Start of Record excerpts

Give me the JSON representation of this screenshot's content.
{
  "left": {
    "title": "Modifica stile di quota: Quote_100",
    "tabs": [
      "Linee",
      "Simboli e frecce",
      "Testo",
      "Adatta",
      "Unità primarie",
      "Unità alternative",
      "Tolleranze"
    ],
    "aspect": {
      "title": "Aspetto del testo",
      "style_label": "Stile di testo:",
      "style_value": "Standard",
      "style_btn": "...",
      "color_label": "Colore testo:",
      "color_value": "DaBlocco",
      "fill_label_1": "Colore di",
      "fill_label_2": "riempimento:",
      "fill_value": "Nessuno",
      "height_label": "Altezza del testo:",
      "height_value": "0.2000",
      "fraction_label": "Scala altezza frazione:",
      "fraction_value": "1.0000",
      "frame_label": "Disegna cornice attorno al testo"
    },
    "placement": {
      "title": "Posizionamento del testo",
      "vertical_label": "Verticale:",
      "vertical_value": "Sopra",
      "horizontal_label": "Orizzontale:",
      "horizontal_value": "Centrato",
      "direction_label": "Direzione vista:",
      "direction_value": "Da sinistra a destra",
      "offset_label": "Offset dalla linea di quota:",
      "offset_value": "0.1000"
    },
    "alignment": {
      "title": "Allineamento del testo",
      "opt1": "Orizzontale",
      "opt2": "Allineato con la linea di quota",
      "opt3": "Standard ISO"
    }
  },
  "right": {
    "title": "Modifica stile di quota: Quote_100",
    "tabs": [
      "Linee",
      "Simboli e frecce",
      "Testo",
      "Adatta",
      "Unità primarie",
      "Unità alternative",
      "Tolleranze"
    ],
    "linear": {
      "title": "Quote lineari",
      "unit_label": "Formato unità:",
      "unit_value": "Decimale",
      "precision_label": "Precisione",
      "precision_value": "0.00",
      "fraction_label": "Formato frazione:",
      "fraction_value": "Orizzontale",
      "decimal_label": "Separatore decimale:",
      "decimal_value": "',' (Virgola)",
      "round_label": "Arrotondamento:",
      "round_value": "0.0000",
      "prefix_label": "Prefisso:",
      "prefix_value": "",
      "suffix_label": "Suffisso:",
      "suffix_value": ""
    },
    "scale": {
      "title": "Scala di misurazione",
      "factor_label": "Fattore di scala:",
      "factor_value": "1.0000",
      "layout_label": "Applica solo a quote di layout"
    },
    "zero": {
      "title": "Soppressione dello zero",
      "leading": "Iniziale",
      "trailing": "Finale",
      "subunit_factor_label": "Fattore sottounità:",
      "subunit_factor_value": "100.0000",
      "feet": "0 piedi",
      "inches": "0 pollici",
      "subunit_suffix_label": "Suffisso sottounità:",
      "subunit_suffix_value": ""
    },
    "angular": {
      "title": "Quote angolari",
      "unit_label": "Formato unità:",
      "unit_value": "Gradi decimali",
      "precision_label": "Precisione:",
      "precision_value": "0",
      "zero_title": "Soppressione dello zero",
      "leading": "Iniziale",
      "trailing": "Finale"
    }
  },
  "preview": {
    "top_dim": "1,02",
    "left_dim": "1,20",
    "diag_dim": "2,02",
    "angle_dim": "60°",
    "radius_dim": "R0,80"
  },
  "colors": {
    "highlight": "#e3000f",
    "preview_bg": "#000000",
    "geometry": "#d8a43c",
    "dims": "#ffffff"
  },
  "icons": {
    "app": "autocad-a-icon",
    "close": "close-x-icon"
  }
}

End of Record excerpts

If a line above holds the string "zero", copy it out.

    "zero": {
      "title": "Soppressione dello zero",
      "zero_title": "Soppressione dello zero",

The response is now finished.